What was the hardest part of writing your book?
Dedicating sufficient time. The whole story was in my head for several years, however, I was a weekend writer and running a business during the week.
Do you have any advice to give to aspiring expat writers?
Every day offers up fascinating scenarios. Always carry a notebook, electronic or otherwise, and write down anything that is notable, funny, or otherwise. If you spot an interesting character, make a note. Get into the habit of writing about anything, a blog is a good start. The more you write, the more it will come naturally. By the time I started on a novel, I had written numerous short stories and several poems.
What are your current projects?

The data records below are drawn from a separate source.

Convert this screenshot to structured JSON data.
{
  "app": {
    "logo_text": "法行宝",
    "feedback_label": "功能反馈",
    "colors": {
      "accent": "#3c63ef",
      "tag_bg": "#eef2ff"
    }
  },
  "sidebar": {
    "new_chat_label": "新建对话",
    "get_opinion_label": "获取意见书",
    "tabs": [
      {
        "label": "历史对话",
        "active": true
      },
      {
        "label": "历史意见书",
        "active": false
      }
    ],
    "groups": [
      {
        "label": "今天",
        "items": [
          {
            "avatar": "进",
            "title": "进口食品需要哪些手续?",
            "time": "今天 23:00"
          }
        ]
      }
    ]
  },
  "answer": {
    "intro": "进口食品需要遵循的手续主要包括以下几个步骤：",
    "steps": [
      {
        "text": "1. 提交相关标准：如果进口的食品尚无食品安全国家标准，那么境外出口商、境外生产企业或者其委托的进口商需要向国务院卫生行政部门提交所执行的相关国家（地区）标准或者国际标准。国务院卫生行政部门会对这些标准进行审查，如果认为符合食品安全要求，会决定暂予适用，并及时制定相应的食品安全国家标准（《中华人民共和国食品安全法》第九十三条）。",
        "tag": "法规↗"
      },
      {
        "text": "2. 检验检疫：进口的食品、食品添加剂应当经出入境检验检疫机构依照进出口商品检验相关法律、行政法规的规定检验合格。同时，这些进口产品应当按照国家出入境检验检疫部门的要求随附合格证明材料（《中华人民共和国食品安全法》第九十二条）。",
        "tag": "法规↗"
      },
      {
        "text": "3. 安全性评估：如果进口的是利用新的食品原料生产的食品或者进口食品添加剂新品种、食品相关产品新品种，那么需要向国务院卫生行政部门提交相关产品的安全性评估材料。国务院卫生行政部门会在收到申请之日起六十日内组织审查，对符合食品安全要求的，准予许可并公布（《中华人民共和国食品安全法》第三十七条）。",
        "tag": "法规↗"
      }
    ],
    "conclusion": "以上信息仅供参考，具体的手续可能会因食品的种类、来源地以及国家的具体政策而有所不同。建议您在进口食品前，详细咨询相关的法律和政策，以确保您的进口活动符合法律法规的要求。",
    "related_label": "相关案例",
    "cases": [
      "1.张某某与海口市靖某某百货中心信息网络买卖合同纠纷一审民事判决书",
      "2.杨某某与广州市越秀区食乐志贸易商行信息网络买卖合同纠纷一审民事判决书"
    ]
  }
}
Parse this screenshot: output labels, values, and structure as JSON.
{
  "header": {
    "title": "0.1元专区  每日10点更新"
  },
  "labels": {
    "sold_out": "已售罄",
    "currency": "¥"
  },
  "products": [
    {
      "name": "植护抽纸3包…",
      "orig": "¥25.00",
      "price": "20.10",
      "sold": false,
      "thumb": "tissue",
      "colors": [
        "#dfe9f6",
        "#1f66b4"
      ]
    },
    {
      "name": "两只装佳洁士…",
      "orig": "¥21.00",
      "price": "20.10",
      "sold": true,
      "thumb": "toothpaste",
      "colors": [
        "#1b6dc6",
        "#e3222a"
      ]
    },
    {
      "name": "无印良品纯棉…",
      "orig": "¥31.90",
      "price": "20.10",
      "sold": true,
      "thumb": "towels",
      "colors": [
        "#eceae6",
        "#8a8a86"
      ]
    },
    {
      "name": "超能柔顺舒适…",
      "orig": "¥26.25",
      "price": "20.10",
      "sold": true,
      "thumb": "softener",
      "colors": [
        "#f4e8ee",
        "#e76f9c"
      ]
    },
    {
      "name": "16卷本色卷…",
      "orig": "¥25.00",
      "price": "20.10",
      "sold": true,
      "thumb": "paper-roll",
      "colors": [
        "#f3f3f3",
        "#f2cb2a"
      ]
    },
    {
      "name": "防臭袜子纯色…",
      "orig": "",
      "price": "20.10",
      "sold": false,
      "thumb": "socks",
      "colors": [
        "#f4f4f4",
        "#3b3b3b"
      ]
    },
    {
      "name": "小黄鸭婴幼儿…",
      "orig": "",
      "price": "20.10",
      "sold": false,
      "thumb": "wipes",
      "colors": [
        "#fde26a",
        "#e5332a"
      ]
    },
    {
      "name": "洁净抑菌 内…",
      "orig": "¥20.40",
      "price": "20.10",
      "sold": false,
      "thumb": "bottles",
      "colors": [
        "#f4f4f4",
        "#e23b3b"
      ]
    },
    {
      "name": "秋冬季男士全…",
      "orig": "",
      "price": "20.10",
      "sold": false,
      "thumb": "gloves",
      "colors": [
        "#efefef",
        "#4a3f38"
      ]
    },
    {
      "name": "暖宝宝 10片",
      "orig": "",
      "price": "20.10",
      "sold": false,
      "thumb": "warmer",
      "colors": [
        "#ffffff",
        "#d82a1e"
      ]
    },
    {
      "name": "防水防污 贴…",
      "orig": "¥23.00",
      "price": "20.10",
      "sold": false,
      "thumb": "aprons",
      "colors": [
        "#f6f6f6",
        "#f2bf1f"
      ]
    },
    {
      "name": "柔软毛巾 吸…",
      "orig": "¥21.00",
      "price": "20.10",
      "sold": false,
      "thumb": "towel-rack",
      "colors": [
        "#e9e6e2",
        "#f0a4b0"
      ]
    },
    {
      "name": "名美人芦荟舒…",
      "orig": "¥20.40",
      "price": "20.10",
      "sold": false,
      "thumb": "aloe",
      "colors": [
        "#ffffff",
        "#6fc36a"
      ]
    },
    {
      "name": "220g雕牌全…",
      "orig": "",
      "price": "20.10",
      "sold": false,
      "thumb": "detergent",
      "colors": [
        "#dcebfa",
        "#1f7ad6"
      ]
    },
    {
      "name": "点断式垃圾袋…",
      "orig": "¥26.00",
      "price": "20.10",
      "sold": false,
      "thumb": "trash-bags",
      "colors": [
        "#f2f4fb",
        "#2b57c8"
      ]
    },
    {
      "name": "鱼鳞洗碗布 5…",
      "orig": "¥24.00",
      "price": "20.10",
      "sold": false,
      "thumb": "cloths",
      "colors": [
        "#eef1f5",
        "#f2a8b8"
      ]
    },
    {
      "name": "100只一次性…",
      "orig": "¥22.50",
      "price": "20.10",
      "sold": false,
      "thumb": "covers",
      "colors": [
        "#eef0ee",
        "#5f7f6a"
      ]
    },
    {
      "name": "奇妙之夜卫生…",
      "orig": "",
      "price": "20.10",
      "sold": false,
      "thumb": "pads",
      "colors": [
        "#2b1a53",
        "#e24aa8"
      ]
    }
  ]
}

I am well into the follow up to ‘My Father, The Assassin’ called ‘The Bolivian Connection’ and is the continuing adventures of Joanna Wilde. I have a deadline of 31st march to finish the first draft. I will also be performing in my fourth annual Rock Concert in June, with the Rock Chick Band. Therefore, the next few months will include a lot of rehearsal and voice exercise.
What book are you reading now?
Gosh. I always have at least one book on the go. I have just read all four ‘Jack Shepherd’ novels by Jake Needham that I highly recommend to lovers of thrillers, mysteries and the world of money laundering, gun running etc I have just started something completely different called ‘The Hole Opportunity’ by James Minter, which is hilarious. I won his second book ‘A Tunnel is only a Hole on Its Side’ in a competition and downloaded the first one to read in advance.
What are your plans for the future?
Write, write, and write. I am a director of a UK based Mergers and Acquisition Team and at some time in the future expect to sell the business and concentrate on writing and rock singing.
Where can people buy your book?
‘My Father, The Assassin’ is available on Amazon as both an ebook and paperback.
June Finnigan is a prolific English Writer of fiction, short stories, and poetry some of which may be found on her website,www.junefinnigan.wordpress.com. She is a Published Author and Rock Singer living in Tuscany, Italy.
She is currently working on her The Italian Connection' a novel based in Italy. The main character, Joanna Wilde, continues her adventures in all three books.